Reproduce the entire listing exactly as written, apart from its pictures.

--

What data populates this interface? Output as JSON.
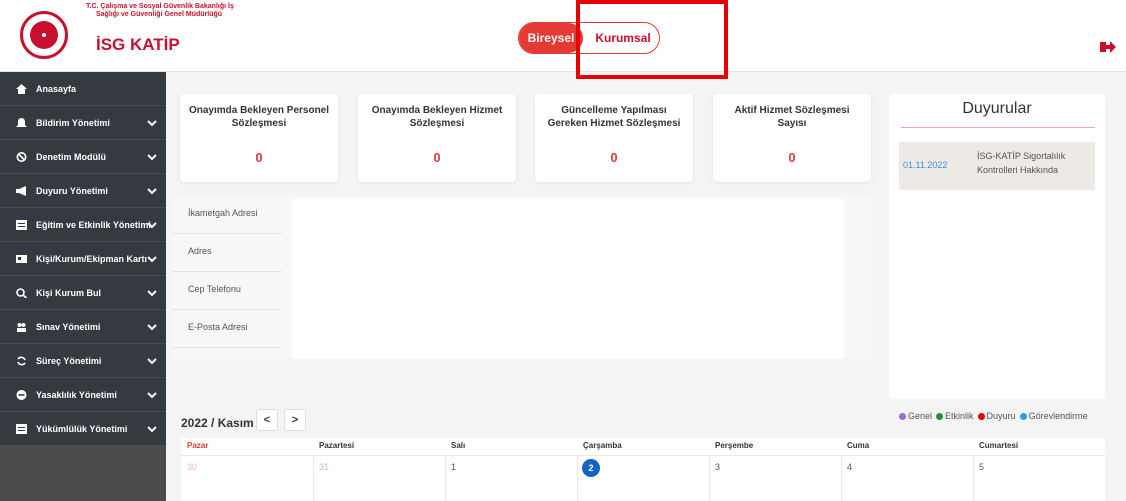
{
  "header": {
    "ministry_line1": "T.C. Çalışma ve Sosyal Güvenlik Bakanlığı İş",
    "ministry_line2": "Sağlığı ve Güvenliği Genel Müdürlüğü",
    "app_title": "İSG KATİP",
    "toggle": {
      "bireysel": "Bireysel",
      "kurumsal": "Kurumsal"
    },
    "exit_icon": "sign-out-icon"
  },
  "colors": {
    "brand": "#c8102e",
    "accent": "#e53935",
    "sidebar": "#343a40",
    "link": "#3d8fdf",
    "today": "#1565c0"
  },
  "sidebar": {
    "items": [
      {
        "label": "Anasayfa",
        "icon": "home-icon"
      },
      {
        "label": "Bildirim Yönetimi",
        "icon": "bell-icon"
      },
      {
        "label": "Denetim Modülü",
        "icon": "ban-icon"
      },
      {
        "label": "Duyuru Yönetimi",
        "icon": "bullhorn-icon"
      },
      {
        "label": "Eğitim ve Etkinlik Yönetimi",
        "icon": "list-alt-icon"
      },
      {
        "label": "Kişi/Kurum/Ekipman Kartı",
        "icon": "id-card-icon"
      },
      {
        "label": "Kişi Kurum Bul",
        "icon": "search-plus-icon"
      },
      {
        "label": "Sınav Yönetimi",
        "icon": "users-icon"
      },
      {
        "label": "Süreç Yönetimi",
        "icon": "sync-icon"
      },
      {
        "label": "Yasaklılık Yönetimi",
        "icon": "minus-circle-icon"
      },
      {
        "label": "Yükümlülük Yönetimi",
        "icon": "list-alt-icon"
      }
    ]
  },
  "cards": [
    {
      "title": "Onayımda Bekleyen Personel Sözleşmesi",
      "value": "0"
    },
    {
      "title": "Onayımda Bekleyen Hizmet Sözleşmesi",
      "value": "0"
    },
    {
      "title": "Güncelleme Yapılması Gereken Hizmet Sözleşmesi",
      "value": "0"
    },
    {
      "title": "Aktif Hizmet Sözleşmesi Sayısı",
      "value": "0"
    }
  ],
  "announcements": {
    "title": "Duyurular",
    "items": [
      {
        "date": "01.11.2022",
        "text": "İSG-KATİP Sigortalılık Kontrolleri Hakkında"
      }
    ]
  },
  "profile": {
    "rows": [
      "İkametgah Adresi",
      "Adres",
      "Cep Telefonu",
      "E-Posta Adresi"
    ]
  },
  "legend": [
    {
      "label": "Genel",
      "color": "#9c6ade"
    },
    {
      "label": "Etkinlik",
      "color": "#1e8e3e"
    },
    {
      "label": "Duyuru",
      "color": "#e60000"
    },
    {
      "label": "Görevlendirme",
      "color": "#1ea1f2"
    }
  ],
  "calendar": {
    "title": "2022 / Kasım",
    "prev": "<",
    "next": ">",
    "days": [
      "Pazar",
      "Pazartesi",
      "Salı",
      "Çarşamba",
      "Perşembe",
      "Cuma",
      "Cumartesi"
    ],
    "dates": [
      "30",
      "31",
      "1",
      "2",
      "3",
      "4",
      "5"
    ],
    "today": "2"
  }
}
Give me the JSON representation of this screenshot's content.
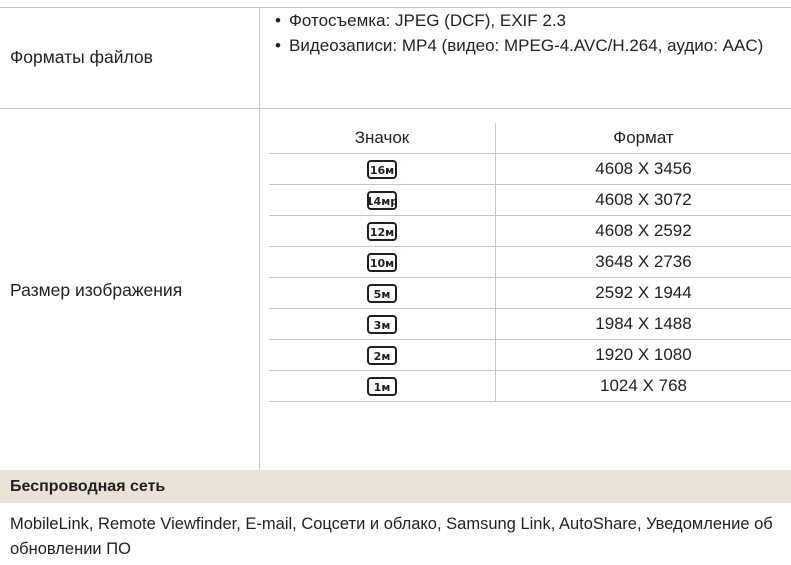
{
  "file_formats": {
    "label": "Форматы файлов",
    "items": [
      "Фотосъемка: JPEG (DCF), EXIF 2.3",
      "Видеозаписи: MP4 (видео: MPEG-4.AVC/H.264, аудио: AAC)"
    ]
  },
  "image_size": {
    "label": "Размер изображения",
    "col_icon": "Значок",
    "col_format": "Формат",
    "rows": [
      {
        "icon": "16m-size-icon",
        "icon_text": "16м",
        "format": "4608 X 3456"
      },
      {
        "icon": "14m-size-icon",
        "icon_text": "14мp",
        "format": "4608 X 3072"
      },
      {
        "icon": "12m-size-icon",
        "icon_text": "12м",
        "format": "4608 X 2592"
      },
      {
        "icon": "10m-size-icon",
        "icon_text": "10м",
        "format": "3648 X 2736"
      },
      {
        "icon": "5m-size-icon",
        "icon_text": "5м",
        "format": "2592 X 1944"
      },
      {
        "icon": "3m-size-icon",
        "icon_text": "3м",
        "format": "1984 X 1488"
      },
      {
        "icon": "2m-size-icon",
        "icon_text": "2м",
        "format": "1920 X 1080"
      },
      {
        "icon": "1m-size-icon",
        "icon_text": "1м",
        "format": "1024 X 768"
      }
    ]
  },
  "wireless": {
    "title": "Беспроводная сеть",
    "text": "MobileLink, Remote Viewfinder, E-mail, Соцсети и облако, Samsung Link, AutoShare, Уведомление об обновлении ПО"
  },
  "colors": {
    "header_bg": "#e9e2d9",
    "rule": "#c9c5c3",
    "text": "#231f20"
  }
}
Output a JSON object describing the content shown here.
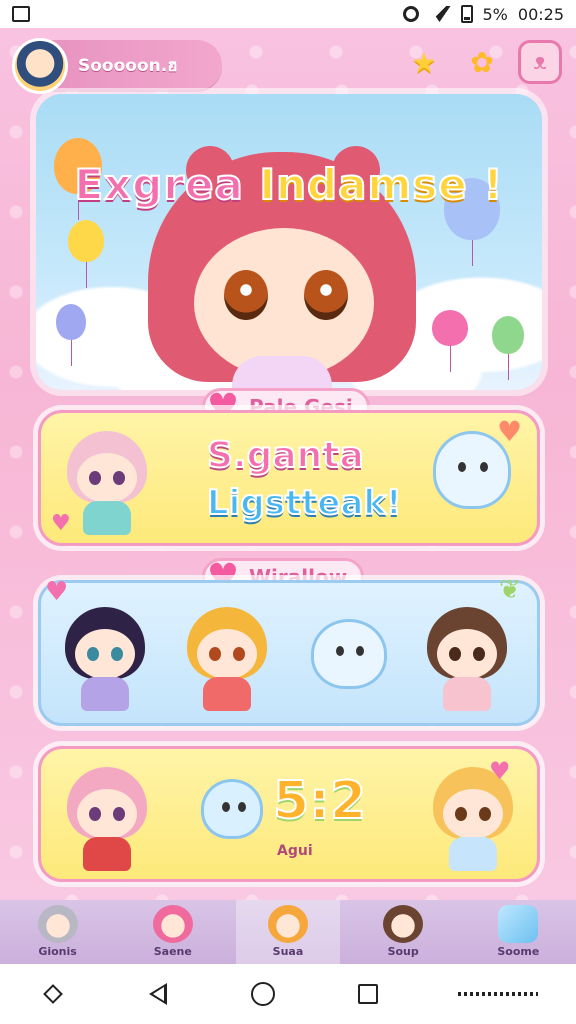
{
  "status_bar": {
    "battery_text": "5%",
    "time": "00:25"
  },
  "profile": {
    "name": "Sooooon.ฮ"
  },
  "hero": {
    "title_part1": "Exgrea",
    "title_part2": "Indamse !"
  },
  "section1": {
    "label": "Pale Gesi"
  },
  "card1": {
    "line1": "S.ganta",
    "line2": "Ligstteak!"
  },
  "section2": {
    "label": "Wirallow"
  },
  "card3": {
    "score": "5:2",
    "score_sub": "Agui"
  },
  "tabs": [
    {
      "label": "Gionis"
    },
    {
      "label": "Saene"
    },
    {
      "label": "Suaa"
    },
    {
      "label": "Soup"
    },
    {
      "label": "Soome"
    }
  ],
  "colors": {
    "accent_pink": "#f46fae",
    "accent_yellow": "#ffd43d",
    "card_yellow": "#fde97a",
    "card_blue": "#c4e4fb"
  }
}
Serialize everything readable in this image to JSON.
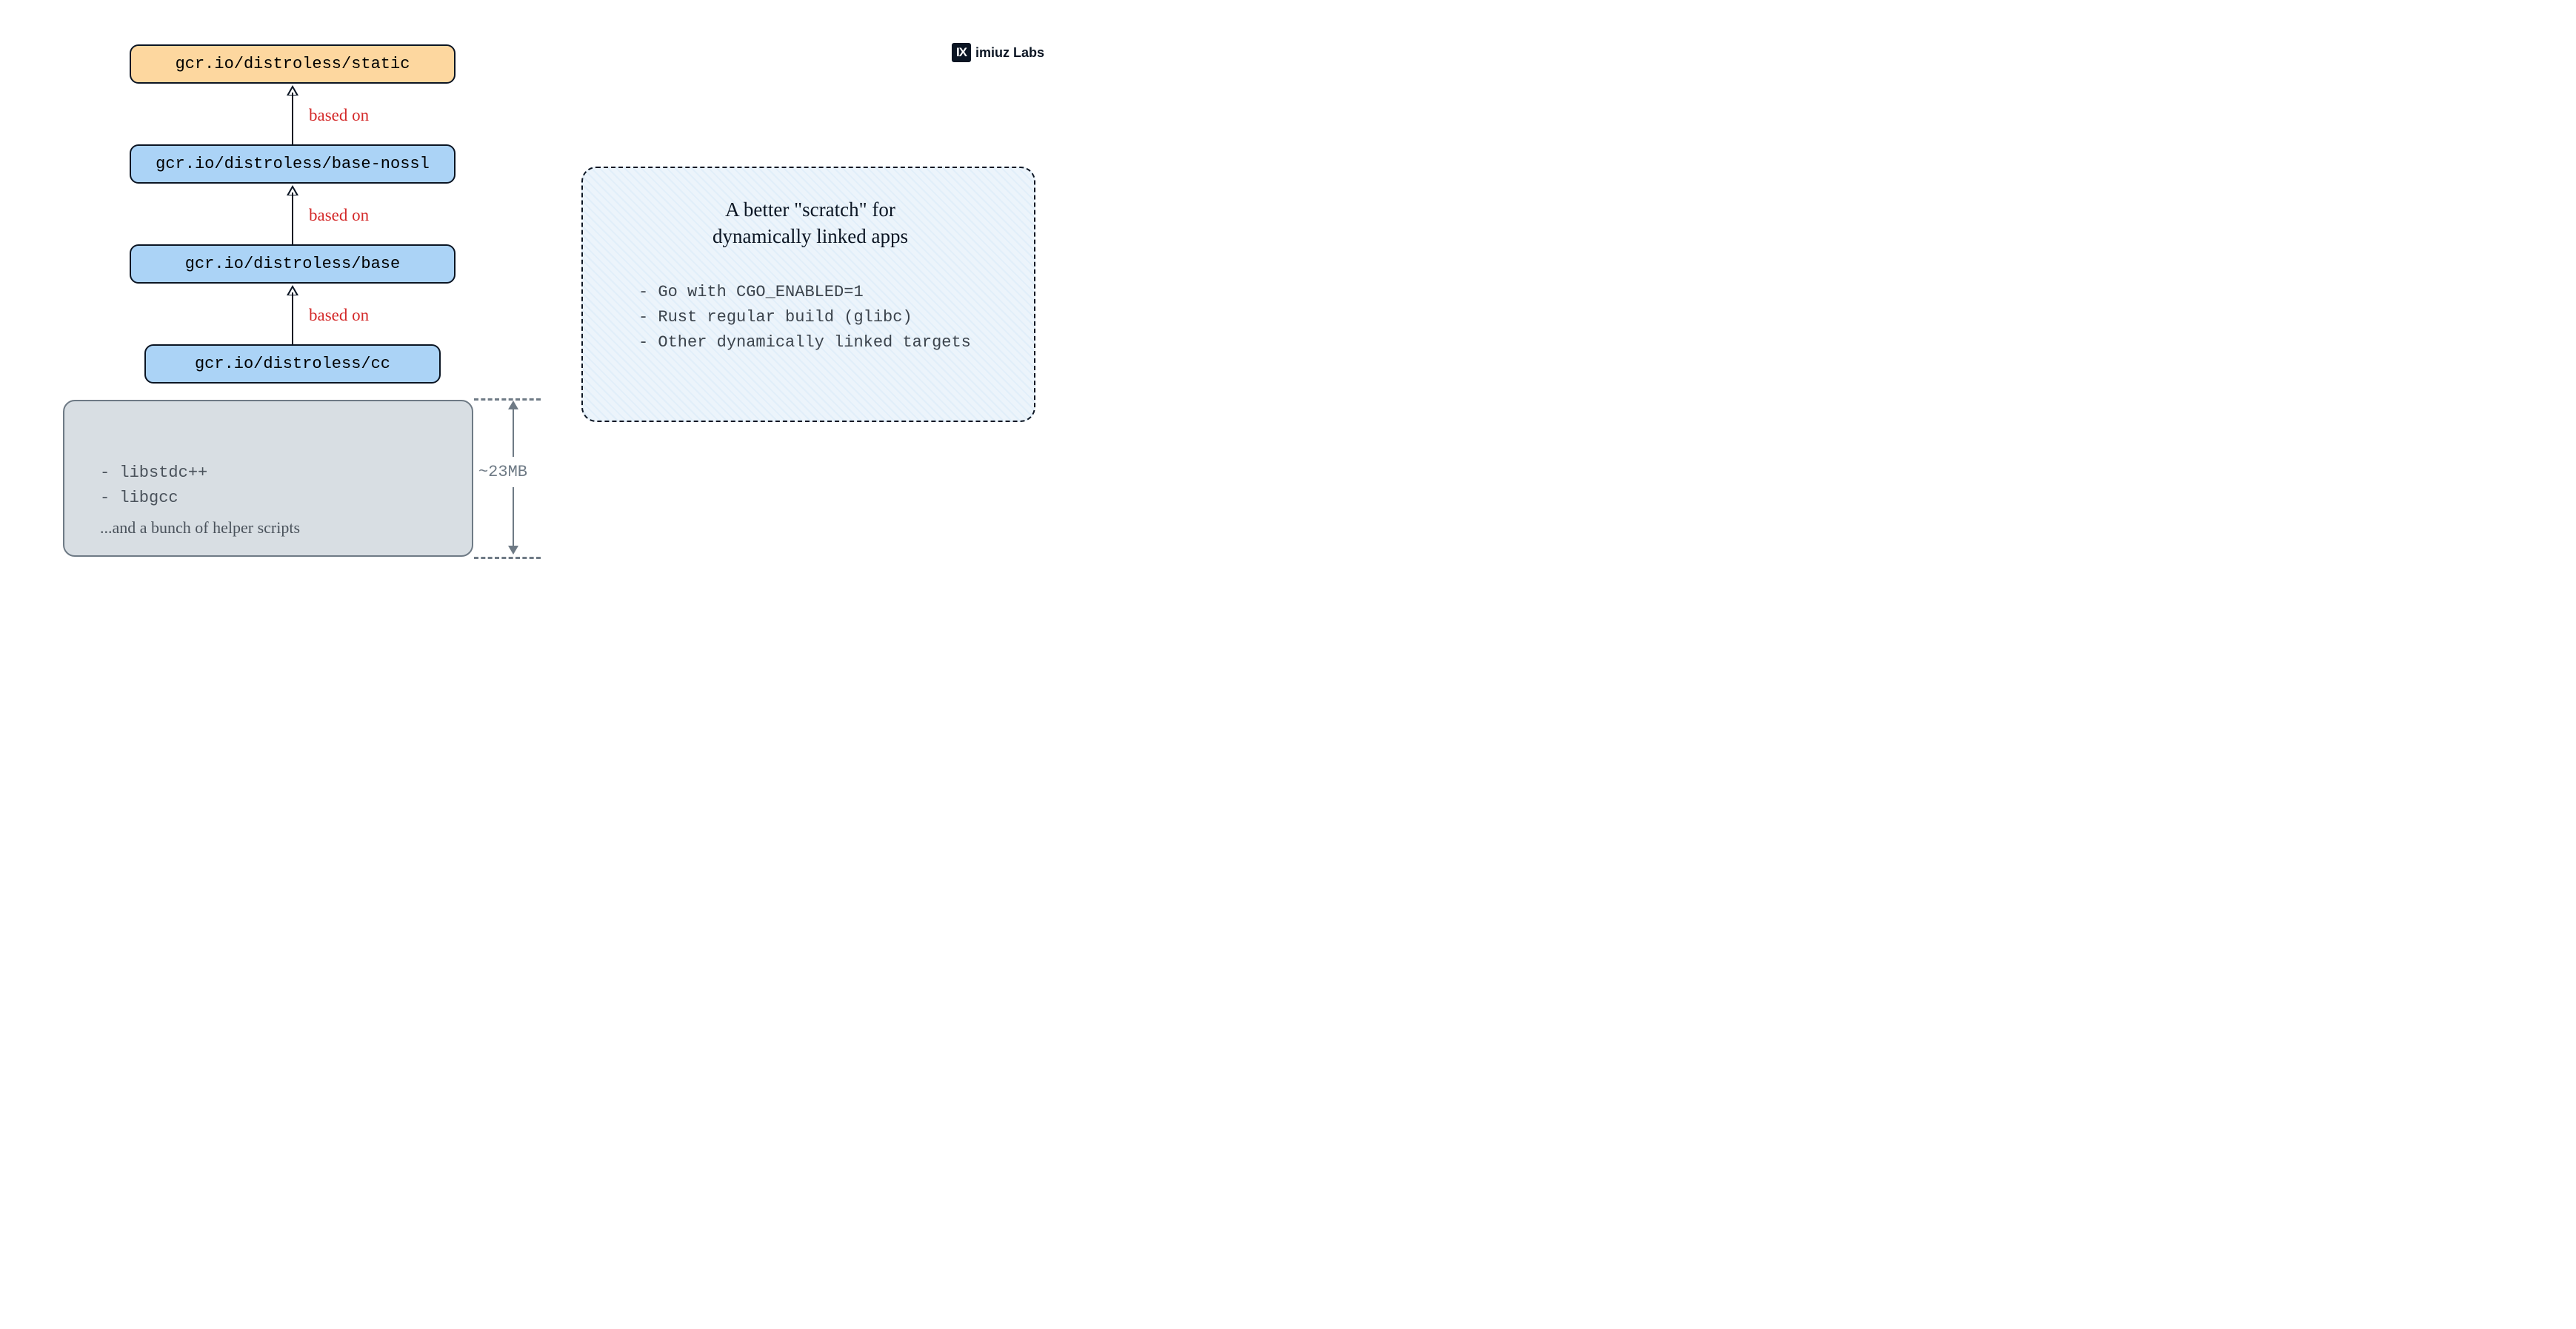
{
  "logo": {
    "icon": "IX",
    "text": "imiuz Labs"
  },
  "nodes": {
    "static": "gcr.io/distroless/static",
    "base_nossl": "gcr.io/distroless/base-nossl",
    "base": "gcr.io/distroless/base",
    "cc": "gcr.io/distroless/cc"
  },
  "edge_label": "based on",
  "bottom": {
    "items": [
      "libstdc++",
      "libgcc"
    ],
    "extra": "...and a bunch of helper scripts"
  },
  "size_label": "~23MB",
  "note": {
    "title_l1": "A better \"scratch\" for",
    "title_l2": "dynamically linked apps",
    "items": [
      "Go with CGO_ENABLED=1",
      "Rust regular build (glibc)",
      "Other dynamically linked targets"
    ]
  }
}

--

■ Answer section
What data populates this interface? Output as JSON.
{
  "header": {
    "ministry_line1": "T.C. Çalışma ve Sosyal Güvenlik Bakanlığı İş",
    "ministry_line2": "Sağlığı ve Güvenliği Genel Müdürlüğü",
    "app_title": "İSG KATİP",
    "toggle": {
      "bireysel": "Bireysel",
      "kurumsal": "Kurumsal"
    },
    "exit_icon": "sign-out-icon"
  },
  "colors": {
    "brand": "#c8102e",
    "accent": "#e53935",
    "sidebar": "#343a40",
    "link": "#3d8fdf",
    "today": "#1565c0"
  },
  "sidebar": {
    "items": [
      {
        "label": "Anasayfa",
        "icon": "home-icon"
      },
      {
        "label": "Bildirim Yönetimi",
        "icon": "bell-icon"
      },
      {
        "label": "Denetim Modülü",
        "icon": "ban-icon"
      },
      {
        "label": "Duyuru Yönetimi",
        "icon": "bullhorn-icon"
      },
      {
        "label": "Eğitim ve Etkinlik Yönetimi",
        "icon": "list-alt-icon"
      },
      {
        "label": "Kişi/Kurum/Ekipman Kartı",
        "icon": "id-card-icon"
      },
      {
        "label": "Kişi Kurum Bul",
        "icon": "search-plus-icon"
      },
      {
        "label": "Sınav Yönetimi",
        "icon": "users-icon"
      },
      {
        "label": "Süreç Yönetimi",
        "icon": "sync-icon"
      },
      {
        "label": "Yasaklılık Yönetimi",
        "icon": "minus-circle-icon"
      },
      {
        "label": "Yükümlülük Yönetimi",
        "icon": "list-alt-icon"
      }
    ]
  },
  "cards": [
    {
      "title": "Onayımda Bekleyen Personel Sözleşmesi",
      "value": "0"
    },
    {
      "title": "Onayımda Bekleyen Hizmet Sözleşmesi",
      "value": "0"
    },
    {
      "title": "Güncelleme Yapılması Gereken Hizmet Sözleşmesi",
      "value": "0"
    },
    {
      "title": "Aktif Hizmet Sözleşmesi Sayısı",
      "value": "0"
    }
  ],
  "announcements": {
    "title": "Duyurular",
    "items": [
      {
        "date": "01.11.2022",
        "text": "İSG-KATİP Sigortalılık Kontrolleri Hakkında"
      }
    ]
  },
  "profile": {
    "rows": [
      "İkametgah Adresi",
      "Adres",
      "Cep Telefonu",
      "E-Posta Adresi"
    ]
  },
  "legend": [
    {
      "label": "Genel",
      "color": "#9c6ade"
    },
    {
      "label": "Etkinlik",
      "color": "#1e8e3e"
    },
    {
      "label": "Duyuru",
      "color": "#e60000"
    },
    {
      "label": "Görevlendirme",
      "color": "#1ea1f2"
    }
  ],
  "calendar": {
    "title": "2022 / Kasım",
    "prev": "<",
    "next": ">",
    "days": [
      "Pazar",
      "Pazartesi",
      "Salı",
      "Çarşamba",
      "Perşembe",
      "Cuma",
      "Cumartesi"
    ],
    "dates": [
      "30",
      "31",
      "1",
      "2",
      "3",
      "4",
      "5"
    ],
    "today": "2"
  }
}
Give me the JSON representation of this screenshot's content.
{
  "file_formats": {
    "label": "Форматы файлов",
    "items": [
      "Фотосъемка: JPEG (DCF), EXIF 2.3",
      "Видеозаписи: MP4 (видео: MPEG-4.AVC/H.264, аудио: AAC)"
    ]
  },
  "image_size": {
    "label": "Размер изображения",
    "col_icon": "Значок",
    "col_format": "Формат",
    "rows": [
      {
        "icon": "16m-size-icon",
        "icon_text": "16м",
        "format": "4608 X 3456"
      },
      {
        "icon": "14m-size-icon",
        "icon_text": "14мp",
        "format": "4608 X 3072"
      },
      {
        "icon": "12m-size-icon",
        "icon_text": "12м",
        "format": "4608 X 2592"
      },
      {
        "icon": "10m-size-icon",
        "icon_text": "10м",
        "format": "3648 X 2736"
      },
      {
        "icon": "5m-size-icon",
        "icon_text": "5м",
        "format": "2592 X 1944"
      },
      {
        "icon": "3m-size-icon",
        "icon_text": "3м",
        "format": "1984 X 1488"
      },
      {
        "icon": "2m-size-icon",
        "icon_text": "2м",
        "format": "1920 X 1080"
      },
      {
        "icon": "1m-size-icon",
        "icon_text": "1м",
        "format": "1024 X 768"
      }
    ]
  },
  "wireless": {
    "title": "Беспроводная сеть",
    "text": "MobileLink, Remote Viewfinder, E-mail, Соцсети и облако, Samsung Link, AutoShare, Уведомление об обновлении ПО"
  },
  "colors": {
    "header_bg": "#e9e2d9",
    "rule": "#c9c5c3",
    "text": "#231f20"
  }
}
Output a JSON object describing the content shown here.
{
  "status_bar": {
    "battery_text": "5%",
    "time": "00:25"
  },
  "profile": {
    "name": "Sooooon.ฮ"
  },
  "hero": {
    "title_part1": "Exgrea",
    "title_part2": "Indamse !"
  },
  "section1": {
    "label": "Pale Gesi"
  },
  "card1": {
    "line1": "S.ganta",
    "line2": "Ligstteak!"
  },
  "section2": {
    "label": "Wirallow"
  },
  "card3": {
    "score": "5:2",
    "score_sub": "Agui"
  },
  "tabs": [
    {
      "label": "Gionis"
    },
    {
      "label": "Saene"
    },
    {
      "label": "Suaa"
    },
    {
      "label": "Soup"
    },
    {
      "label": "Soome"
    }
  ],
  "colors": {
    "accent_pink": "#f46fae",
    "accent_yellow": "#ffd43d",
    "card_yellow": "#fde97a",
    "card_blue": "#c4e4fb"
  }
}
Serialize everything readable in this image to JSON.
{
  "logo": {
    "icon": "IX",
    "text": "imiuz Labs"
  },
  "nodes": {
    "static": "gcr.io/distroless/static",
    "base_nossl": "gcr.io/distroless/base-nossl",
    "base": "gcr.io/distroless/base",
    "cc": "gcr.io/distroless/cc"
  },
  "edge_label": "based on",
  "bottom": {
    "items": [
      "libstdc++",
      "libgcc"
    ],
    "extra": "...and a bunch of helper scripts"
  },
  "size_label": "~23MB",
  "note": {
    "title_l1": "A better \"scratch\" for",
    "title_l2": "dynamically linked apps",
    "items": [
      "Go with CGO_ENABLED=1",
      "Rust regular build (glibc)",
      "Other dynamically linked targets"
    ]
  }
}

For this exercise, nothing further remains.